With all images left out, restate the records below exactly as written.

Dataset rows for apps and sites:

[Start of Attachment]

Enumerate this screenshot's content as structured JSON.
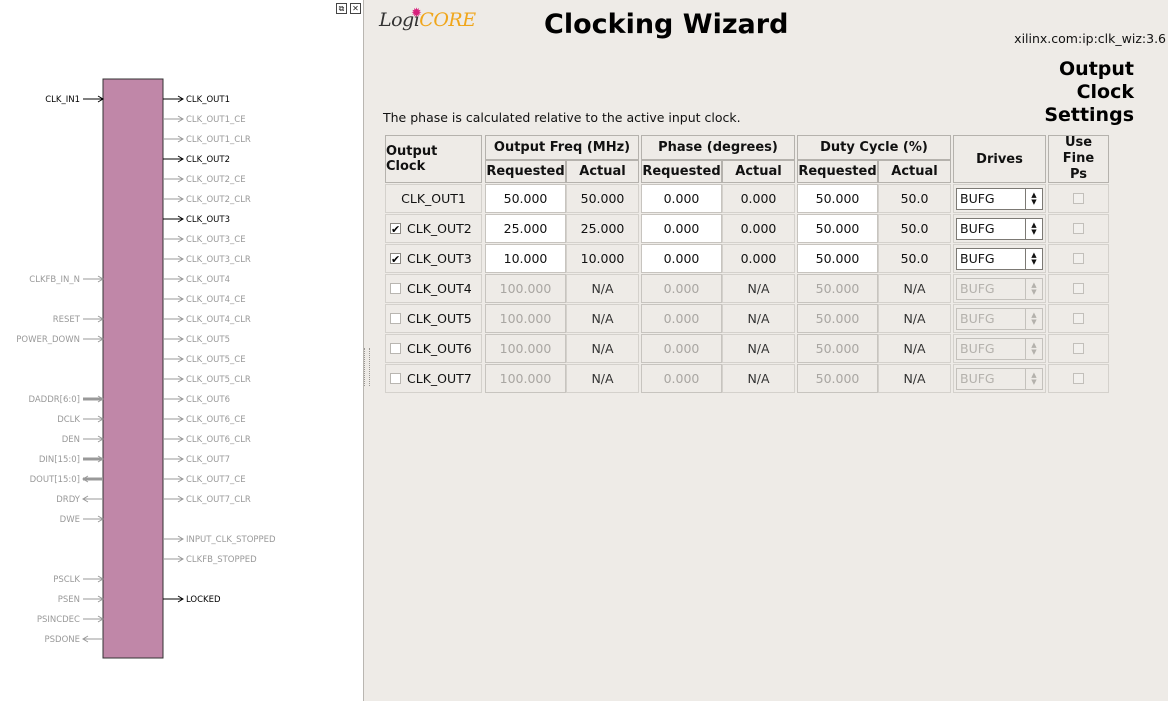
{
  "ip_core": {
    "logo_prefix": "Logi",
    "logo_core": "CORE",
    "title": "Clocking Wizard",
    "vlnv": "xilinx.com:ip:clk_wiz:3.6",
    "section_title": [
      "Output",
      "Clock",
      "Settings"
    ],
    "description": "The phase is calculated relative to the active input clock."
  },
  "colors": {
    "block_fill": "#c087a8",
    "active_port": "#000000",
    "inactive_port": "#999999",
    "pane_bg": "#eeebe7"
  },
  "symbol": {
    "left_ports": [
      {
        "name": "CLK_IN1",
        "active": true,
        "bus": false,
        "dir": "in"
      },
      {
        "name": "CLKFB_IN_N",
        "active": false,
        "bus": false,
        "dir": "in"
      },
      {
        "name": "RESET",
        "active": false,
        "bus": false,
        "dir": "in"
      },
      {
        "name": "POWER_DOWN",
        "active": false,
        "bus": false,
        "dir": "in"
      },
      {
        "name": "DADDR[6:0]",
        "active": false,
        "bus": true,
        "dir": "in"
      },
      {
        "name": "DCLK",
        "active": false,
        "bus": false,
        "dir": "in"
      },
      {
        "name": "DEN",
        "active": false,
        "bus": false,
        "dir": "in"
      },
      {
        "name": "DIN[15:0]",
        "active": false,
        "bus": true,
        "dir": "in"
      },
      {
        "name": "DOUT[15:0]",
        "active": false,
        "bus": true,
        "dir": "out"
      },
      {
        "name": "DRDY",
        "active": false,
        "bus": false,
        "dir": "out"
      },
      {
        "name": "DWE",
        "active": false,
        "bus": false,
        "dir": "in"
      },
      {
        "name": "PSCLK",
        "active": false,
        "bus": false,
        "dir": "in"
      },
      {
        "name": "PSEN",
        "active": false,
        "bus": false,
        "dir": "in"
      },
      {
        "name": "PSINCDEC",
        "active": false,
        "bus": false,
        "dir": "in"
      },
      {
        "name": "PSDONE",
        "active": false,
        "bus": false,
        "dir": "out"
      }
    ],
    "right_ports": [
      {
        "name": "CLK_OUT1",
        "active": true
      },
      {
        "name": "CLK_OUT1_CE",
        "active": false
      },
      {
        "name": "CLK_OUT1_CLR",
        "active": false
      },
      {
        "name": "CLK_OUT2",
        "active": true
      },
      {
        "name": "CLK_OUT2_CE",
        "active": false
      },
      {
        "name": "CLK_OUT2_CLR",
        "active": false
      },
      {
        "name": "CLK_OUT3",
        "active": true
      },
      {
        "name": "CLK_OUT3_CE",
        "active": false
      },
      {
        "name": "CLK_OUT3_CLR",
        "active": false
      },
      {
        "name": "CLK_OUT4",
        "active": false
      },
      {
        "name": "CLK_OUT4_CE",
        "active": false
      },
      {
        "name": "CLK_OUT4_CLR",
        "active": false
      },
      {
        "name": "CLK_OUT5",
        "active": false
      },
      {
        "name": "CLK_OUT5_CE",
        "active": false
      },
      {
        "name": "CLK_OUT5_CLR",
        "active": false
      },
      {
        "name": "CLK_OUT6",
        "active": false
      },
      {
        "name": "CLK_OUT6_CE",
        "active": false
      },
      {
        "name": "CLK_OUT6_CLR",
        "active": false
      },
      {
        "name": "CLK_OUT7",
        "active": false
      },
      {
        "name": "CLK_OUT7_CE",
        "active": false
      },
      {
        "name": "CLK_OUT7_CLR",
        "active": false
      },
      {
        "name": "INPUT_CLK_STOPPED",
        "active": false
      },
      {
        "name": "CLKFB_STOPPED",
        "active": false
      },
      {
        "name": "LOCKED",
        "active": true
      }
    ]
  },
  "table": {
    "headers": {
      "output_clock": "Output Clock",
      "output_freq": "Output Freq (MHz)",
      "phase": "Phase (degrees)",
      "duty": "Duty Cycle (%)",
      "drives": "Drives",
      "use_fine_ps": "Use Fine Ps",
      "requested": "Requested",
      "actual": "Actual"
    },
    "rows": [
      {
        "name": "CLK_OUT1",
        "has_checkbox": false,
        "checked": true,
        "enabled": true,
        "freq_req": "50.000",
        "freq_act": "50.000",
        "phase_req": "0.000",
        "phase_act": "0.000",
        "duty_req": "50.000",
        "duty_act": "50.0",
        "drives": "BUFG"
      },
      {
        "name": "CLK_OUT2",
        "has_checkbox": true,
        "checked": true,
        "enabled": true,
        "freq_req": "25.000",
        "freq_act": "25.000",
        "phase_req": "0.000",
        "phase_act": "0.000",
        "duty_req": "50.000",
        "duty_act": "50.0",
        "drives": "BUFG"
      },
      {
        "name": "CLK_OUT3",
        "has_checkbox": true,
        "checked": true,
        "enabled": true,
        "freq_req": "10.000",
        "freq_act": "10.000",
        "phase_req": "0.000",
        "phase_act": "0.000",
        "duty_req": "50.000",
        "duty_act": "50.0",
        "drives": "BUFG"
      },
      {
        "name": "CLK_OUT4",
        "has_checkbox": true,
        "checked": false,
        "enabled": false,
        "freq_req": "100.000",
        "freq_act": "N/A",
        "phase_req": "0.000",
        "phase_act": "N/A",
        "duty_req": "50.000",
        "duty_act": "N/A",
        "drives": "BUFG"
      },
      {
        "name": "CLK_OUT5",
        "has_checkbox": true,
        "checked": false,
        "enabled": false,
        "freq_req": "100.000",
        "freq_act": "N/A",
        "phase_req": "0.000",
        "phase_act": "N/A",
        "duty_req": "50.000",
        "duty_act": "N/A",
        "drives": "BUFG"
      },
      {
        "name": "CLK_OUT6",
        "has_checkbox": true,
        "checked": false,
        "enabled": false,
        "freq_req": "100.000",
        "freq_act": "N/A",
        "phase_req": "0.000",
        "phase_act": "N/A",
        "duty_req": "50.000",
        "duty_act": "N/A",
        "drives": "BUFG"
      },
      {
        "name": "CLK_OUT7",
        "has_checkbox": true,
        "checked": false,
        "enabled": false,
        "freq_req": "100.000",
        "freq_act": "N/A",
        "phase_req": "0.000",
        "phase_act": "N/A",
        "duty_req": "50.000",
        "duty_act": "N/A",
        "drives": "BUFG"
      }
    ]
  }
}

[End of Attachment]

## OUTPUT OF THE EXERCISE
Enumerate this screenshot's content as structured JSON.
{
  "ip_core": {
    "logo_prefix": "Logi",
    "logo_core": "CORE",
    "title": "Clocking Wizard",
    "vlnv": "xilinx.com:ip:clk_wiz:3.6",
    "section_title": [
      "Output",
      "Clock",
      "Settings"
    ],
    "description": "The phase is calculated relative to the active input clock."
  },
  "colors": {
    "block_fill": "#c087a8",
    "active_port": "#000000",
    "inactive_port": "#999999",
    "pane_bg": "#eeebe7"
  },
  "symbol": {
    "left_ports": [
      {
        "name": "CLK_IN1",
        "active": true,
        "bus": false,
        "dir": "in"
      },
      {
        "name": "CLKFB_IN_N",
        "active": false,
        "bus": false,
        "dir": "in"
      },
      {
        "name": "RESET",
        "active": false,
        "bus": false,
        "dir": "in"
      },
      {
        "name": "POWER_DOWN",
        "active": false,
        "bus": false,
        "dir": "in"
      },
      {
        "name": "DADDR[6:0]",
        "active": false,
        "bus": true,
        "dir": "in"
      },
      {
        "name": "DCLK",
        "active": false,
        "bus": false,
        "dir": "in"
      },
      {
        "name": "DEN",
        "active": false,
        "bus": false,
        "dir": "in"
      },
      {
        "name": "DIN[15:0]",
        "active": false,
        "bus": true,
        "dir": "in"
      },
      {
        "name": "DOUT[15:0]",
        "active": false,
        "bus": true,
        "dir": "out"
      },
      {
        "name": "DRDY",
        "active": false,
        "bus": false,
        "dir": "out"
      },
      {
        "name": "DWE",
        "active": false,
        "bus": false,
        "dir": "in"
      },
      {
        "name": "PSCLK",
        "active": false,
        "bus": false,
        "dir": "in"
      },
      {
        "name": "PSEN",
        "active": false,
        "bus": false,
        "dir": "in"
      },
      {
        "name": "PSINCDEC",
        "active": false,
        "bus": false,
        "dir": "in"
      },
      {
        "name": "PSDONE",
        "active": false,
        "bus": false,
        "dir": "out"
      }
    ],
    "right_ports": [
      {
        "name": "CLK_OUT1",
        "active": true
      },
      {
        "name": "CLK_OUT1_CE",
        "active": false
      },
      {
        "name": "CLK_OUT1_CLR",
        "active": false
      },
      {
        "name": "CLK_OUT2",
        "active": true
      },
      {
        "name": "CLK_OUT2_CE",
        "active": false
      },
      {
        "name": "CLK_OUT2_CLR",
        "active": false
      },
      {
        "name": "CLK_OUT3",
        "active": true
      },
      {
        "name": "CLK_OUT3_CE",
        "active": false
      },
      {
        "name": "CLK_OUT3_CLR",
        "active": false
      },
      {
        "name": "CLK_OUT4",
        "active": false
      },
      {
        "name": "CLK_OUT4_CE",
        "active": false
      },
      {
        "name": "CLK_OUT4_CLR",
        "active": false
      },
      {
        "name": "CLK_OUT5",
        "active": false
      },
      {
        "name": "CLK_OUT5_CE",
        "active": false
      },
      {
        "name": "CLK_OUT5_CLR",
        "active": false
      },
      {
        "name": "CLK_OUT6",
        "active": false
      },
      {
        "name": "CLK_OUT6_CE",
        "active": false
      },
      {
        "name": "CLK_OUT6_CLR",
        "active": false
      },
      {
        "name": "CLK_OUT7",
        "active": false
      },
      {
        "name": "CLK_OUT7_CE",
        "active": false
      },
      {
        "name": "CLK_OUT7_CLR",
        "active": false
      },
      {
        "name": "INPUT_CLK_STOPPED",
        "active": false
      },
      {
        "name": "CLKFB_STOPPED",
        "active": false
      },
      {
        "name": "LOCKED",
        "active": true
      }
    ]
  },
  "table": {
    "headers": {
      "output_clock": "Output Clock",
      "output_freq": "Output Freq (MHz)",
      "phase": "Phase (degrees)",
      "duty": "Duty Cycle (%)",
      "drives": "Drives",
      "use_fine_ps": "Use Fine Ps",
      "requested": "Requested",
      "actual": "Actual"
    },
    "rows": [
      {
        "name": "CLK_OUT1",
        "has_checkbox": false,
        "checked": true,
        "enabled": true,
        "freq_req": "50.000",
        "freq_act": "50.000",
        "phase_req": "0.000",
        "phase_act": "0.000",
        "duty_req": "50.000",
        "duty_act": "50.0",
        "drives": "BUFG"
      },
      {
        "name": "CLK_OUT2",
        "has_checkbox": true,
        "checked": true,
        "enabled": true,
        "freq_req": "25.000",
        "freq_act": "25.000",
        "phase_req": "0.000",
        "phase_act": "0.000",
        "duty_req": "50.000",
        "duty_act": "50.0",
        "drives": "BUFG"
      },
      {
        "name": "CLK_OUT3",
        "has_checkbox": true,
        "checked": true,
        "enabled": true,
        "freq_req": "10.000",
        "freq_act": "10.000",
        "phase_req": "0.000",
        "phase_act": "0.000",
        "duty_req": "50.000",
        "duty_act": "50.0",
        "drives": "BUFG"
      },
      {
        "name": "CLK_OUT4",
        "has_checkbox": true,
        "checked": false,
        "enabled": false,
        "freq_req": "100.000",
        "freq_act": "N/A",
        "phase_req": "0.000",
        "phase_act": "N/A",
        "duty_req": "50.000",
        "duty_act": "N/A",
        "drives": "BUFG"
      },
      {
        "name": "CLK_OUT5",
        "has_checkbox": true,
        "checked": false,
        "enabled": false,
        "freq_req": "100.000",
        "freq_act": "N/A",
        "phase_req": "0.000",
        "phase_act": "N/A",
        "duty_req": "50.000",
        "duty_act": "N/A",
        "drives": "BUFG"
      },
      {
        "name": "CLK_OUT6",
        "has_checkbox": true,
        "checked": false,
        "enabled": false,
        "freq_req": "100.000",
        "freq_act": "N/A",
        "phase_req": "0.000",
        "phase_act": "N/A",
        "duty_req": "50.000",
        "duty_act": "N/A",
        "drives": "BUFG"
      },
      {
        "name": "CLK_OUT7",
        "has_checkbox": true,
        "checked": false,
        "enabled": false,
        "freq_req": "100.000",
        "freq_act": "N/A",
        "phase_req": "0.000",
        "phase_act": "N/A",
        "duty_req": "50.000",
        "duty_act": "N/A",
        "drives": "BUFG"
      }
    ]
  }
}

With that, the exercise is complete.